● **What needs to be done**
Leave out the pictures and copy every record exactly.

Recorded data
————
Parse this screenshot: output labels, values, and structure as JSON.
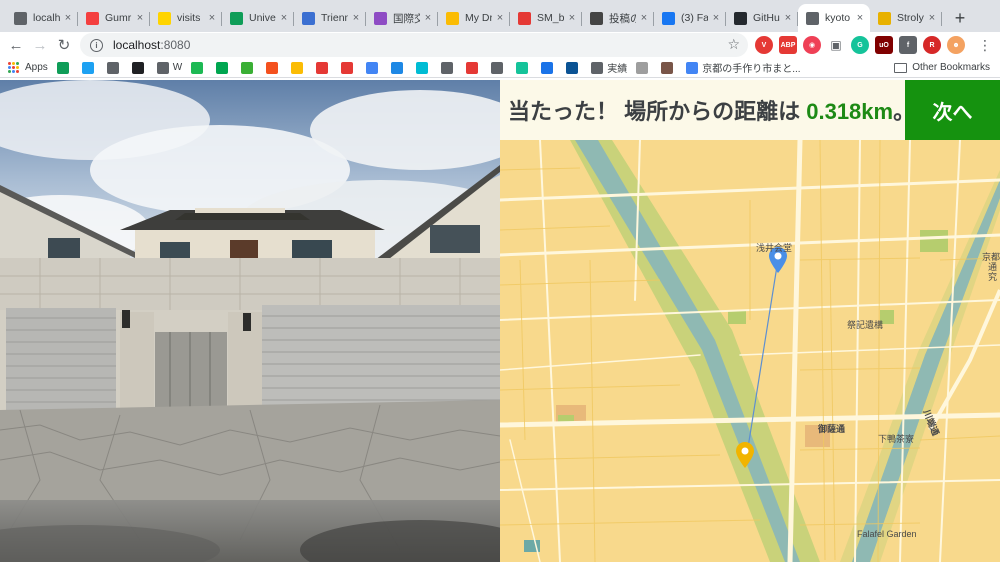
{
  "browser": {
    "tabs": [
      {
        "title": "localh",
        "icon": "globe-icon",
        "color": "#5f6368"
      },
      {
        "title": "Gumr",
        "icon": "gumroad-icon",
        "color": "#f43f3f"
      },
      {
        "title": "visits",
        "icon": "chat-icon",
        "color": "#ffd400"
      },
      {
        "title": "Univer",
        "icon": "sheet-icon",
        "color": "#0f9d58"
      },
      {
        "title": "Trienn",
        "icon": "circle-icon",
        "color": "#3b6fd1"
      },
      {
        "title": "国際交",
        "icon": "shield-icon",
        "color": "#8e4cc4"
      },
      {
        "title": "My Dr",
        "icon": "drive-icon",
        "color": "#fbbc04"
      },
      {
        "title": "SM_b",
        "icon": "pdf-icon",
        "color": "#e53935"
      },
      {
        "title": "投稿の",
        "icon": "wordpress-icon",
        "color": "#444444"
      },
      {
        "title": "(3) Fa",
        "icon": "facebook-icon",
        "color": "#1877f2"
      },
      {
        "title": "GitHu",
        "icon": "github-icon",
        "color": "#24292e"
      },
      {
        "title": "kyoto",
        "icon": "globe-icon",
        "color": "#5f6368",
        "active": true
      },
      {
        "title": "Stroly",
        "icon": "stroly-icon",
        "color": "#e8b100"
      }
    ],
    "url_host": "localhost",
    "url_port": ":8080",
    "bookmarks": [
      {
        "label": "Apps"
      },
      {
        "label": ""
      },
      {
        "label": ""
      },
      {
        "label": ""
      },
      {
        "label": ""
      },
      {
        "label": "W"
      },
      {
        "label": ""
      },
      {
        "label": ""
      },
      {
        "label": ""
      },
      {
        "label": ""
      },
      {
        "label": ""
      },
      {
        "label": ""
      },
      {
        "label": ""
      },
      {
        "label": ""
      },
      {
        "label": ""
      },
      {
        "label": ""
      },
      {
        "label": ""
      },
      {
        "label": ""
      },
      {
        "label": ""
      },
      {
        "label": ""
      },
      {
        "label": ""
      },
      {
        "label": ""
      },
      {
        "label": "実績"
      },
      {
        "label": ""
      },
      {
        "label": ""
      },
      {
        "label": "京都の手作り市まと..."
      }
    ],
    "other_bookmarks": "Other Bookmarks"
  },
  "game": {
    "result_prefix": "当たった！ 場所からの距離は ",
    "distance": "0.318km",
    "result_suffix": "。",
    "next_label": "次へ"
  },
  "map": {
    "labels": {
      "asai_kaido": "浅井会堂",
      "saiki": "祭記遺構",
      "gokoudori": "御薩通",
      "shimogamo": "下鴨茶寮",
      "kawabata": "川端通",
      "kyoto_right": "京都",
      "tsu": "通",
      "ku": "究",
      "falafel": "Falafel Garden"
    }
  },
  "colors": {
    "accent_green": "#15920f",
    "distance_green": "#1d8a15",
    "marker_blue": "#4a8fe7",
    "marker_yellow": "#f1b400"
  }
}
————
● **Solution**
Parse this screenshot: output labels, values, and structure as JSON.
{
  "browser": {
    "tabs": [
      {
        "title": "localh",
        "icon": "globe-icon",
        "color": "#5f6368"
      },
      {
        "title": "Gumr",
        "icon": "gumroad-icon",
        "color": "#f43f3f"
      },
      {
        "title": "visits",
        "icon": "chat-icon",
        "color": "#ffd400"
      },
      {
        "title": "Univer",
        "icon": "sheet-icon",
        "color": "#0f9d58"
      },
      {
        "title": "Trienn",
        "icon": "circle-icon",
        "color": "#3b6fd1"
      },
      {
        "title": "国際交",
        "icon": "shield-icon",
        "color": "#8e4cc4"
      },
      {
        "title": "My Dr",
        "icon": "drive-icon",
        "color": "#fbbc04"
      },
      {
        "title": "SM_b",
        "icon": "pdf-icon",
        "color": "#e53935"
      },
      {
        "title": "投稿の",
        "icon": "wordpress-icon",
        "color": "#444444"
      },
      {
        "title": "(3) Fa",
        "icon": "facebook-icon",
        "color": "#1877f2"
      },
      {
        "title": "GitHu",
        "icon": "github-icon",
        "color": "#24292e"
      },
      {
        "title": "kyoto",
        "icon": "globe-icon",
        "color": "#5f6368",
        "active": true
      },
      {
        "title": "Stroly",
        "icon": "stroly-icon",
        "color": "#e8b100"
      }
    ],
    "url_host": "localhost",
    "url_port": ":8080",
    "bookmarks": [
      {
        "label": "Apps"
      },
      {
        "label": ""
      },
      {
        "label": ""
      },
      {
        "label": ""
      },
      {
        "label": ""
      },
      {
        "label": "W"
      },
      {
        "label": ""
      },
      {
        "label": ""
      },
      {
        "label": ""
      },
      {
        "label": ""
      },
      {
        "label": ""
      },
      {
        "label": ""
      },
      {
        "label": ""
      },
      {
        "label": ""
      },
      {
        "label": ""
      },
      {
        "label": ""
      },
      {
        "label": ""
      },
      {
        "label": ""
      },
      {
        "label": ""
      },
      {
        "label": ""
      },
      {
        "label": ""
      },
      {
        "label": ""
      },
      {
        "label": "実績"
      },
      {
        "label": ""
      },
      {
        "label": ""
      },
      {
        "label": "京都の手作り市まと..."
      }
    ],
    "other_bookmarks": "Other Bookmarks"
  },
  "game": {
    "result_prefix": "当たった！ 場所からの距離は ",
    "distance": "0.318km",
    "result_suffix": "。",
    "next_label": "次へ"
  },
  "map": {
    "labels": {
      "asai_kaido": "浅井会堂",
      "saiki": "祭記遺構",
      "gokoudori": "御薩通",
      "shimogamo": "下鴨茶寮",
      "kawabata": "川端通",
      "kyoto_right": "京都",
      "tsu": "通",
      "ku": "究",
      "falafel": "Falafel Garden"
    }
  },
  "colors": {
    "accent_green": "#15920f",
    "distance_green": "#1d8a15",
    "marker_blue": "#4a8fe7",
    "marker_yellow": "#f1b400"
  }
}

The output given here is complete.